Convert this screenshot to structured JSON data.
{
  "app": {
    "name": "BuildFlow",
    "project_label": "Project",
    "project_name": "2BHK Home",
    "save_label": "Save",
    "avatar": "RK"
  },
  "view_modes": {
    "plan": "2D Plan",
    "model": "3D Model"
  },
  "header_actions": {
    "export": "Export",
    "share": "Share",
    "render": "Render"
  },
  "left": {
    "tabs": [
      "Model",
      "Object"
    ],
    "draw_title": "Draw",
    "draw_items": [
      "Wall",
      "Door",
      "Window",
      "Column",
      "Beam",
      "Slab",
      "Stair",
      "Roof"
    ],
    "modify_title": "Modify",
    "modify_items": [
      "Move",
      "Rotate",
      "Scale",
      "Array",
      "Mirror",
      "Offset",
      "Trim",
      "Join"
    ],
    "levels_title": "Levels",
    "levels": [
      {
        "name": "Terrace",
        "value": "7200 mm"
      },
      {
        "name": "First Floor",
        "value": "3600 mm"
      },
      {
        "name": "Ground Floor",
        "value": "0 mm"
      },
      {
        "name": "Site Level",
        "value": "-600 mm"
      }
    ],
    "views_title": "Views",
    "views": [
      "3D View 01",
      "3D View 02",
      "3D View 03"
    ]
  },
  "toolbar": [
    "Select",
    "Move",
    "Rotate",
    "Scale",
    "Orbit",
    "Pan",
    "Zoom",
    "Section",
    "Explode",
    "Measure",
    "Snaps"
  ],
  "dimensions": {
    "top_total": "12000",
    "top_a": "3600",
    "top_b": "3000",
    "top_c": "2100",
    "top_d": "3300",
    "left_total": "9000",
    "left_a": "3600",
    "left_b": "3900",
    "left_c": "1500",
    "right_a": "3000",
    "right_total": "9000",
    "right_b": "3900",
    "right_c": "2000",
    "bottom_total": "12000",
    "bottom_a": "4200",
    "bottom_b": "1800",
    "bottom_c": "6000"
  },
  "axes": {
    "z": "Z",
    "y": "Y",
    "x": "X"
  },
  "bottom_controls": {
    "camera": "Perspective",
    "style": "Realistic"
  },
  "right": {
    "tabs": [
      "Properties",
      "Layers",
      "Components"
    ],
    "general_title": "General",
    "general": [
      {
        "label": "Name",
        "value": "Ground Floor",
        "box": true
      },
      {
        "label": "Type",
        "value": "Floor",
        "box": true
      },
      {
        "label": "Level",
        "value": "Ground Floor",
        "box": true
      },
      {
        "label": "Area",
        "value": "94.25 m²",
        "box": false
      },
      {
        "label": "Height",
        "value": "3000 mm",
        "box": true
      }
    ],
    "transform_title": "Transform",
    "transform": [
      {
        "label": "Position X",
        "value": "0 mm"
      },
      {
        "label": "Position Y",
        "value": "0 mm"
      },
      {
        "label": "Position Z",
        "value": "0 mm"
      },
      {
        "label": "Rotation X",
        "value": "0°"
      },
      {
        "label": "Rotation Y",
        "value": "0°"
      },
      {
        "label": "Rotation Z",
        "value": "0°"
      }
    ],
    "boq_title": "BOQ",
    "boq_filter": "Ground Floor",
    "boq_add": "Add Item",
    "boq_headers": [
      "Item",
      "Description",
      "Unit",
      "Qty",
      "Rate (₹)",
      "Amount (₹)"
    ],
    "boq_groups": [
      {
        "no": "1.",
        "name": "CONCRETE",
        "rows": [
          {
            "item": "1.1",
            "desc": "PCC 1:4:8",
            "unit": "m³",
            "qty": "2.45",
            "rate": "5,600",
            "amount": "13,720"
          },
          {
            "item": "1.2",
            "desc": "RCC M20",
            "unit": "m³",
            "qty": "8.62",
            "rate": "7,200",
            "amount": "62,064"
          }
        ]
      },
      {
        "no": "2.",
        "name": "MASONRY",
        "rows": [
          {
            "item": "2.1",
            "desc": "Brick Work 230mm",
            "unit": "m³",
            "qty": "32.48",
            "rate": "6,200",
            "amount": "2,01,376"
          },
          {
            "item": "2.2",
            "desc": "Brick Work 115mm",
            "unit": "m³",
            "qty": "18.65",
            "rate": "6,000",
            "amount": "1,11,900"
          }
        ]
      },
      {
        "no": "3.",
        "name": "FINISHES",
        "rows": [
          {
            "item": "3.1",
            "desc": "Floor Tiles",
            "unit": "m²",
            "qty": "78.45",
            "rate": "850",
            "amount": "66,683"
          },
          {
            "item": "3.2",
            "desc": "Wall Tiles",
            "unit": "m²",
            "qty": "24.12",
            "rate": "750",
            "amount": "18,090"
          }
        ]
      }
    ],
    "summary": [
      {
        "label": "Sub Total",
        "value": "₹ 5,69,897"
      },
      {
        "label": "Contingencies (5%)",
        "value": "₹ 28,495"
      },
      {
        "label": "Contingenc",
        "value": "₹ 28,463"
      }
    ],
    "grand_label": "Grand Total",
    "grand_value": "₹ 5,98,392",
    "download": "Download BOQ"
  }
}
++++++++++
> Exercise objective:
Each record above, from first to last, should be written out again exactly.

> Exercise output:
Convert this screenshot to structured JSON data.
{
  "app": {
    "name": "BuildFlow",
    "project_label": "Project",
    "project_name": "2BHK Home",
    "save_label": "Save",
    "avatar": "RK"
  },
  "view_modes": {
    "plan": "2D Plan",
    "model": "3D Model"
  },
  "header_actions": {
    "export": "Export",
    "share": "Share",
    "render": "Render"
  },
  "left": {
    "tabs": [
      "Model",
      "Object"
    ],
    "draw_title": "Draw",
    "draw_items": [
      "Wall",
      "Door",
      "Window",
      "Column",
      "Beam",
      "Slab",
      "Stair",
      "Roof"
    ],
    "modify_title": "Modify",
    "modify_items": [
      "Move",
      "Rotate",
      "Scale",
      "Array",
      "Mirror",
      "Offset",
      "Trim",
      "Join"
    ],
    "levels_title": "Levels",
    "levels": [
      {
        "name": "Terrace",
        "value": "7200 mm"
      },
      {
        "name": "First Floor",
        "value": "3600 mm"
      },
      {
        "name": "Ground Floor",
        "value": "0 mm"
      },
      {
        "name": "Site Level",
        "value": "-600 mm"
      }
    ],
    "views_title": "Views",
    "views": [
      "3D View 01",
      "3D View 02",
      "3D View 03"
    ]
  },
  "toolbar": [
    "Select",
    "Move",
    "Rotate",
    "Scale",
    "Orbit",
    "Pan",
    "Zoom",
    "Section",
    "Explode",
    "Measure",
    "Snaps"
  ],
  "dimensions": {
    "top_total": "12000",
    "top_a": "3600",
    "top_b": "3000",
    "top_c": "2100",
    "top_d": "3300",
    "left_total": "9000",
    "left_a": "3600",
    "left_b": "3900",
    "left_c": "1500",
    "right_a": "3000",
    "right_total": "9000",
    "right_b": "3900",
    "right_c": "2000",
    "bottom_total": "12000",
    "bottom_a": "4200",
    "bottom_b": "1800",
    "bottom_c": "6000"
  },
  "axes": {
    "z": "Z",
    "y": "Y",
    "x": "X"
  },
  "bottom_controls": {
    "camera": "Perspective",
    "style": "Realistic"
  },
  "right": {
    "tabs": [
      "Properties",
      "Layers",
      "Components"
    ],
    "general_title": "General",
    "general": [
      {
        "label": "Name",
        "value": "Ground Floor",
        "box": true
      },
      {
        "label": "Type",
        "value": "Floor",
        "box": true
      },
      {
        "label": "Level",
        "value": "Ground Floor",
        "box": true
      },
      {
        "label": "Area",
        "value": "94.25 m²",
        "box": false
      },
      {
        "label": "Height",
        "value": "3000 mm",
        "box": true
      }
    ],
    "transform_title": "Transform",
    "transform": [
      {
        "label": "Position X",
        "value": "0 mm"
      },
      {
        "label": "Position Y",
        "value": "0 mm"
      },
      {
        "label": "Position Z",
        "value": "0 mm"
      },
      {
        "label": "Rotation X",
        "value": "0°"
      },
      {
        "label": "Rotation Y",
        "value": "0°"
      },
      {
        "label": "Rotation Z",
        "value": "0°"
      }
    ],
    "boq_title": "BOQ",
    "boq_filter": "Ground Floor",
    "boq_add": "Add Item",
    "boq_headers": [
      "Item",
      "Description",
      "Unit",
      "Qty",
      "Rate (₹)",
      "Amount (₹)"
    ],
    "boq_groups": [
      {
        "no": "1.",
        "name": "CONCRETE",
        "rows": [
          {
            "item": "1.1",
            "desc": "PCC 1:4:8",
            "unit": "m³",
            "qty": "2.45",
            "rate": "5,600",
            "amount": "13,720"
          },
          {
            "item": "1.2",
            "desc": "RCC M20",
            "unit": "m³",
            "qty": "8.62",
            "rate": "7,200",
            "amount": "62,064"
          }
        ]
      },
      {
        "no": "2.",
        "name": "MASONRY",
        "rows": [
          {
            "item": "2.1",
            "desc": "Brick Work 230mm",
            "unit": "m³",
            "qty": "32.48",
            "rate": "6,200",
            "amount": "2,01,376"
          },
          {
            "item": "2.2",
            "desc": "Brick Work 115mm",
            "unit": "m³",
            "qty": "18.65",
            "rate": "6,000",
            "amount": "1,11,900"
          }
        ]
      },
      {
        "no": "3.",
        "name": "FINISHES",
        "rows": [
          {
            "item": "3.1",
            "desc": "Floor Tiles",
            "unit": "m²",
            "qty": "78.45",
            "rate": "850",
            "amount": "66,683"
          },
          {
            "item": "3.2",
            "desc": "Wall Tiles",
            "unit": "m²",
            "qty": "24.12",
            "rate": "750",
            "amount": "18,090"
          }
        ]
      }
    ],
    "summary": [
      {
        "label": "Sub Total",
        "value": "₹ 5,69,897"
      },
      {
        "label": "Contingencies (5%)",
        "value": "₹ 28,495"
      },
      {
        "label": "Contingenc",
        "value": "₹ 28,463"
      }
    ],
    "grand_label": "Grand Total",
    "grand_value": "₹ 5,98,392",
    "download": "Download BOQ"
  }
}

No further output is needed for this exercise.